> _Exercise aim_
Below are entries; count the lines among them that contain the word "text", and give only the count.

> _Input_
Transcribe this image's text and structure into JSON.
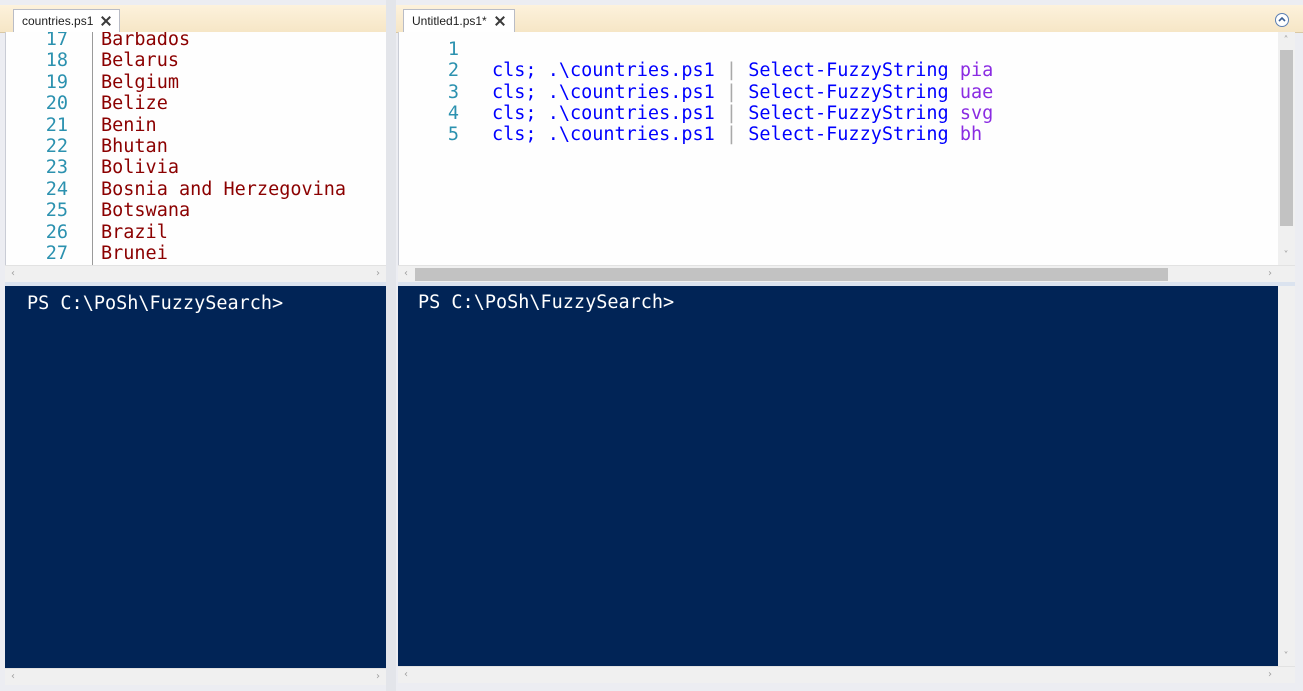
{
  "left_pane": {
    "tab_label": "countries.ps1",
    "lines": [
      {
        "num": "17",
        "text": "Barbados"
      },
      {
        "num": "18",
        "text": "Belarus"
      },
      {
        "num": "19",
        "text": "Belgium"
      },
      {
        "num": "20",
        "text": "Belize"
      },
      {
        "num": "21",
        "text": "Benin"
      },
      {
        "num": "22",
        "text": "Bhutan"
      },
      {
        "num": "23",
        "text": "Bolivia"
      },
      {
        "num": "24",
        "text": "Bosnia and Herzegovina"
      },
      {
        "num": "25",
        "text": "Botswana"
      },
      {
        "num": "26",
        "text": "Brazil"
      },
      {
        "num": "27",
        "text": "Brunei"
      }
    ],
    "console_prompt": "PS C:\\PoSh\\FuzzySearch>"
  },
  "right_pane": {
    "tab_label": "Untitled1.ps1*",
    "lines": [
      {
        "num": "1",
        "cmd": "",
        "pipe": "",
        "fn": "",
        "arg": ""
      },
      {
        "num": "2",
        "cmd": "cls; .\\countries.ps1",
        "pipe": "|",
        "fn": "Select-FuzzyString",
        "arg": "pia"
      },
      {
        "num": "3",
        "cmd": "cls; .\\countries.ps1",
        "pipe": "|",
        "fn": "Select-FuzzyString",
        "arg": "uae"
      },
      {
        "num": "4",
        "cmd": "cls; .\\countries.ps1",
        "pipe": "|",
        "fn": "Select-FuzzyString",
        "arg": "svg"
      },
      {
        "num": "5",
        "cmd": "cls; .\\countries.ps1",
        "pipe": "|",
        "fn": "Select-FuzzyString",
        "arg": "bh"
      }
    ],
    "console_prompt": "PS C:\\PoSh\\FuzzySearch>"
  },
  "icons": {
    "tab_close": "close-icon",
    "collapse_script_pane": "chevron-up-circle-icon",
    "scroll_left": "chevron-left-icon",
    "scroll_right": "chevron-right-icon",
    "scroll_up": "chevron-up-icon",
    "scroll_down": "chevron-down-icon"
  },
  "colors": {
    "console_background": "#012456",
    "line_number": "#2b91af",
    "command": "#0000ff",
    "argument": "#8a2be2",
    "string": "#8b0000",
    "pipe": "#a9a9a9",
    "tabstrip": "#fdf2dc"
  }
}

> _Output for this task_
12